|US3161746 *||Jan 21, 1963||Dec 15, 1964||Gen Electric||Fluorescent lamp starter including a glow switch contiguous and thermally connectred o a thermal switch|
|US3176187 *||Sep 29, 1953||Mar 30, 1965||Basic Products Corp||Safety system for fluorescent lamp ballasts|
|US4455509 *||May 16, 1983||Jun 19, 1984||Crum Stephen T||Intrinsically safe lighting system|
|US5594304 *||Jul 31, 1995||Jan 14, 1997||Woodhead Industries, Inc.||Portable fluorescent lamp for use in special applications|
|US5604409 *||Jul 12, 1993||Feb 18, 1997||Fisher; Dalziel L.||Electronic lighting controller|
|US6051940 *||Apr 30, 1998||Apr 18, 2000||Magnetek, Inc.||Safety control circuit for detecting the removal of lamps from a ballast and reducing the through-lamp leakage currents|
|US6888324||May 16, 2002||May 3, 2005||Balboa Instruments, Inc.||Ozone generator having a mercury lamp with a filament temperature detective circuit|
|US20070241693 *||Apr 12, 2006||Oct 18, 2007||Power Elab Limited||Apparatus for end-of-life detection of fluorescent lamps|
|US20090309518 *||Jul 27, 2007||Dec 17, 2009||Cooper Crouse-Hinds Gmbh||Apparatus and method for monitoring at least one fluorescent lamp|
|DE2608761A1||Mar 3, 1976||Sep 8, 1977||Mutzhas Maximilian F||Explosion proof light fitting connection - has magnet actuated reed switch for disconnecting mains supply on separation|
|EP0285049A1||Mar 26, 1988||Oct 5, 1988||ABB CEAG Licht- und Stromversorgungstechnik GmbH||Device for starting and operating a fluorescent lamp|
|EP0326079A1||Jan 24, 1989||Aug 2, 1989||ABB CEAG Licht- und Stromversorgungstechnik GmbH||Explosion-proof discharge lamp|
|1||International Search Report (Application No. PCT/EP2007/006690), mailed Nov. 8, 2007, 2 pages.|
|U.S. Classification||315/291, 315/50, 315/309|
|Cooperative Classification||H01J61/52, H01J61/56, H05B41/298, F21V25/10, F21V25/04|
|European Classification||H01J61/56, F21V25/10, F21V25/04, H05B41/298, H01J61/52|
|Apr 2, 2009||AS||Assignment|
Owner name: COOPER CROUSE-HINDS GMBH, GERMANY

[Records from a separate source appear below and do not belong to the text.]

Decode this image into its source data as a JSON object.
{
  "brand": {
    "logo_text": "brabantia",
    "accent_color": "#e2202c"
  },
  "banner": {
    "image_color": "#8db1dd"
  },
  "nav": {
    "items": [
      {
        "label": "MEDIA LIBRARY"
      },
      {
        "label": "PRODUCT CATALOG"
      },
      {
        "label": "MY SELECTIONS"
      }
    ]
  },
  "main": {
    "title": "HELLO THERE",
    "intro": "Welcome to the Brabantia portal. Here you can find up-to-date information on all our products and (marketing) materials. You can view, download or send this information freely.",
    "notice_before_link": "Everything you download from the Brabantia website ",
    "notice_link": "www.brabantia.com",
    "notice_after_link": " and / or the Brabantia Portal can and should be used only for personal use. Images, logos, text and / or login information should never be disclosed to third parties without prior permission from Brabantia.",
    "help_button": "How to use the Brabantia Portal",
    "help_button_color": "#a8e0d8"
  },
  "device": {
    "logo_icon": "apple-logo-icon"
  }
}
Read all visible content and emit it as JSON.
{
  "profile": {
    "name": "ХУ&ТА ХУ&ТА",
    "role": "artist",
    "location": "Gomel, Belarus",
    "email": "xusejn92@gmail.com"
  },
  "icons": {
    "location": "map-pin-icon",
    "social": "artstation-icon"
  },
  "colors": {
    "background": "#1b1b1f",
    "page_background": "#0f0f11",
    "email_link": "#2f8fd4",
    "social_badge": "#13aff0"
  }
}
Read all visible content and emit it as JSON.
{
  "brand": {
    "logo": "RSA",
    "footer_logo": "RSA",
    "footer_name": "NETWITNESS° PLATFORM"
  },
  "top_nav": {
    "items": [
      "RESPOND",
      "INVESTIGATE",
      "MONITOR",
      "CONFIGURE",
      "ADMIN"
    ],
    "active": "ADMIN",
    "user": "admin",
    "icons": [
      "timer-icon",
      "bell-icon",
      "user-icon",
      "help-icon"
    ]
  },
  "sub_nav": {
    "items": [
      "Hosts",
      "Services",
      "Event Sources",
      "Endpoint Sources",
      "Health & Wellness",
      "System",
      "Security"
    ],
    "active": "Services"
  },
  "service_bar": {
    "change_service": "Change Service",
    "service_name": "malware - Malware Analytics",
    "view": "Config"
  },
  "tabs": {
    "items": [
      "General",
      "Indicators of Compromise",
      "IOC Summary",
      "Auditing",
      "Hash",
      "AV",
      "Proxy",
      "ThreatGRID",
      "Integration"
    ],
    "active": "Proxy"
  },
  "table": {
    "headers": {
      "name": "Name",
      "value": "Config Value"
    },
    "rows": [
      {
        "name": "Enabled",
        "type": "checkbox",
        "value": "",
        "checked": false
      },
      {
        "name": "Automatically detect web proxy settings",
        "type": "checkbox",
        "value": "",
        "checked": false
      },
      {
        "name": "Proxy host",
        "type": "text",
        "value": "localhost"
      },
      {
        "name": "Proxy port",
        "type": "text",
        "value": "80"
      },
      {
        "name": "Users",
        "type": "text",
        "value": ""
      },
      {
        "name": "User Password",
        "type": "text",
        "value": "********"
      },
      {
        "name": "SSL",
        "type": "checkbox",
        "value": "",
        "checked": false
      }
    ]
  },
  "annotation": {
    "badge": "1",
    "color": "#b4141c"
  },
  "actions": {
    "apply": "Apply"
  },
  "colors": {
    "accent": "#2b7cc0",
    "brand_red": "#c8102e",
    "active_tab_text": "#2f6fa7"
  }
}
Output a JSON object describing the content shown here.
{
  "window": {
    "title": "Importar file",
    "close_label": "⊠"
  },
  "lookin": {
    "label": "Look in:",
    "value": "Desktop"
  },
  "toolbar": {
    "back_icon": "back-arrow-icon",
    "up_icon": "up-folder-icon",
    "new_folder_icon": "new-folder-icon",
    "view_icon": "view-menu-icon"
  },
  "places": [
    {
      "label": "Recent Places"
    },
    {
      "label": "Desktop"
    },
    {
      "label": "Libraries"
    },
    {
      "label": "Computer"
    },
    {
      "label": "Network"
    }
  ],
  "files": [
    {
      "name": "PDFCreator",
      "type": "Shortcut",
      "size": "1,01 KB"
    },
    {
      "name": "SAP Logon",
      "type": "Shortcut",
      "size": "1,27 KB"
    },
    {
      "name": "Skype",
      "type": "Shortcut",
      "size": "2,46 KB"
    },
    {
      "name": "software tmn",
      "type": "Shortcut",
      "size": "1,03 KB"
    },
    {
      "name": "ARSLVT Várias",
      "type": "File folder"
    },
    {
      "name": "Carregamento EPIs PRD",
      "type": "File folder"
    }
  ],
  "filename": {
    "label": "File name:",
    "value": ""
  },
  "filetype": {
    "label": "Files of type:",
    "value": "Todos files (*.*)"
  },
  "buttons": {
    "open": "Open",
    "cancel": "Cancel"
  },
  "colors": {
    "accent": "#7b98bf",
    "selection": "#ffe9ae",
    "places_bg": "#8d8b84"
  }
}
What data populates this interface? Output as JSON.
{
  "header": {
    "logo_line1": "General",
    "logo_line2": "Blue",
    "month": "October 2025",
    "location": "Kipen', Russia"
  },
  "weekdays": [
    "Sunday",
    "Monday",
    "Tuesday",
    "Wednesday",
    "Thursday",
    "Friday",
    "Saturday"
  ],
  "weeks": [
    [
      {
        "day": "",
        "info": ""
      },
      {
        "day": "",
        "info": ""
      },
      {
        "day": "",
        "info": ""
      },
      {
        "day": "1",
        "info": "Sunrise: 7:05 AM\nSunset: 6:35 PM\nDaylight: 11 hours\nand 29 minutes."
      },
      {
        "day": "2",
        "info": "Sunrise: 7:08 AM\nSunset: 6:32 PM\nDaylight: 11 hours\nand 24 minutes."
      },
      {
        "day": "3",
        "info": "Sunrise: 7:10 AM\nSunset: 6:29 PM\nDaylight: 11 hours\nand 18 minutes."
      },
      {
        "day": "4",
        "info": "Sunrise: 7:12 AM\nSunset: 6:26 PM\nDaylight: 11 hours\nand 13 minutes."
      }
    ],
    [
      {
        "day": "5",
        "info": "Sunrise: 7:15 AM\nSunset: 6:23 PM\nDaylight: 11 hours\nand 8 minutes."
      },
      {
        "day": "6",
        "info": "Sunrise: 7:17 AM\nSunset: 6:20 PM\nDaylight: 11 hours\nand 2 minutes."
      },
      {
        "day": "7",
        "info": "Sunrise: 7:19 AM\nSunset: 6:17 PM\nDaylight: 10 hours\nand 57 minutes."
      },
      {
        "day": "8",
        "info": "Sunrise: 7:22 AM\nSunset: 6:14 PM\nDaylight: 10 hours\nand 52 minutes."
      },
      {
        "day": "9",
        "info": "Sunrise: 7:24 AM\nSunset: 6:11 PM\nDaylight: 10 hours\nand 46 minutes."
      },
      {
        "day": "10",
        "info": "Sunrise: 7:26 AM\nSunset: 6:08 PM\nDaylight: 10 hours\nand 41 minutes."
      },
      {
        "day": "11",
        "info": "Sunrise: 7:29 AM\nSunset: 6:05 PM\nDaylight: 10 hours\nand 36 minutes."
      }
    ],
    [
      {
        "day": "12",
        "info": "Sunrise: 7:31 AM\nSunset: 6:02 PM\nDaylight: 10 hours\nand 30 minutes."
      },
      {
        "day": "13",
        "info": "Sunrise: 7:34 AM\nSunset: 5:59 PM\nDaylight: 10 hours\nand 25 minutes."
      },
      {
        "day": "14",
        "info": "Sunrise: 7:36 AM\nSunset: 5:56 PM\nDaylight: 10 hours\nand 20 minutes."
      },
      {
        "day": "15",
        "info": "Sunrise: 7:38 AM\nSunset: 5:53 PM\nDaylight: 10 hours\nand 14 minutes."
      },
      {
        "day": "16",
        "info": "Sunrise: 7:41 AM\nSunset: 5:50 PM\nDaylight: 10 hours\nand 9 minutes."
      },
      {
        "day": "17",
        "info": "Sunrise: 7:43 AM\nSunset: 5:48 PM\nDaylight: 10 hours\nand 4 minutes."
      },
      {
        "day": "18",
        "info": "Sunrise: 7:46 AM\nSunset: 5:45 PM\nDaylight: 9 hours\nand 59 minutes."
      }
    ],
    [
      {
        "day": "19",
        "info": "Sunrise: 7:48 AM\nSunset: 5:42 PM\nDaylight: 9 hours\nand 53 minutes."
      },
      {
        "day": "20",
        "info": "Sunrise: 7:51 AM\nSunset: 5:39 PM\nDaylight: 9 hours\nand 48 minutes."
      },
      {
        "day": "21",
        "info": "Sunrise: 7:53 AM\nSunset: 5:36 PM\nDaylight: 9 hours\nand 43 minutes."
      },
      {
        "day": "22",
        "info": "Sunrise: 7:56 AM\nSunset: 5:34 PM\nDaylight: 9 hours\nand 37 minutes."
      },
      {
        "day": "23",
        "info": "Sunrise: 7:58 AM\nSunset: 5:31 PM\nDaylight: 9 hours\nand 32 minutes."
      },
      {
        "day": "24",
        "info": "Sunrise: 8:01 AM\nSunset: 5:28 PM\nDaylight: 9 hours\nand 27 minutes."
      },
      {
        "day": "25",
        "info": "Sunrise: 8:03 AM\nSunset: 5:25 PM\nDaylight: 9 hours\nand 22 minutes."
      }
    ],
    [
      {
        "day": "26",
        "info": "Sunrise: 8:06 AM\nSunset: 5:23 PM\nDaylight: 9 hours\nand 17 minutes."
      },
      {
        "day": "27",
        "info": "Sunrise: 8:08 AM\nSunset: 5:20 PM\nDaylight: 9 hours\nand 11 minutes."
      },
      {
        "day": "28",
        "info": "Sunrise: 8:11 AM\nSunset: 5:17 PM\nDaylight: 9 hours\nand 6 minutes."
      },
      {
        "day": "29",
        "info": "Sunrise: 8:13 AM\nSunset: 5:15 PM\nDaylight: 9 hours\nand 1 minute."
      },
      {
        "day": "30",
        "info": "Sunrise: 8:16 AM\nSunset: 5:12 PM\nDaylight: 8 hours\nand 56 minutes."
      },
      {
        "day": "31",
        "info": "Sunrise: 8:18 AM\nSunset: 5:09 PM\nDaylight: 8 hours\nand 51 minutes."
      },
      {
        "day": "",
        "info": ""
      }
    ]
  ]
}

Free format text: ASSIGNMENT OF ASSIGNORS INTEREST;ASSIGNOR:SCHWARZ, GERHARD;REEL/FRAME:022492/0901
Effective date: 20090220
|Mar 25, 2015||FPAY||Fee payment|
Year of fee payment: 4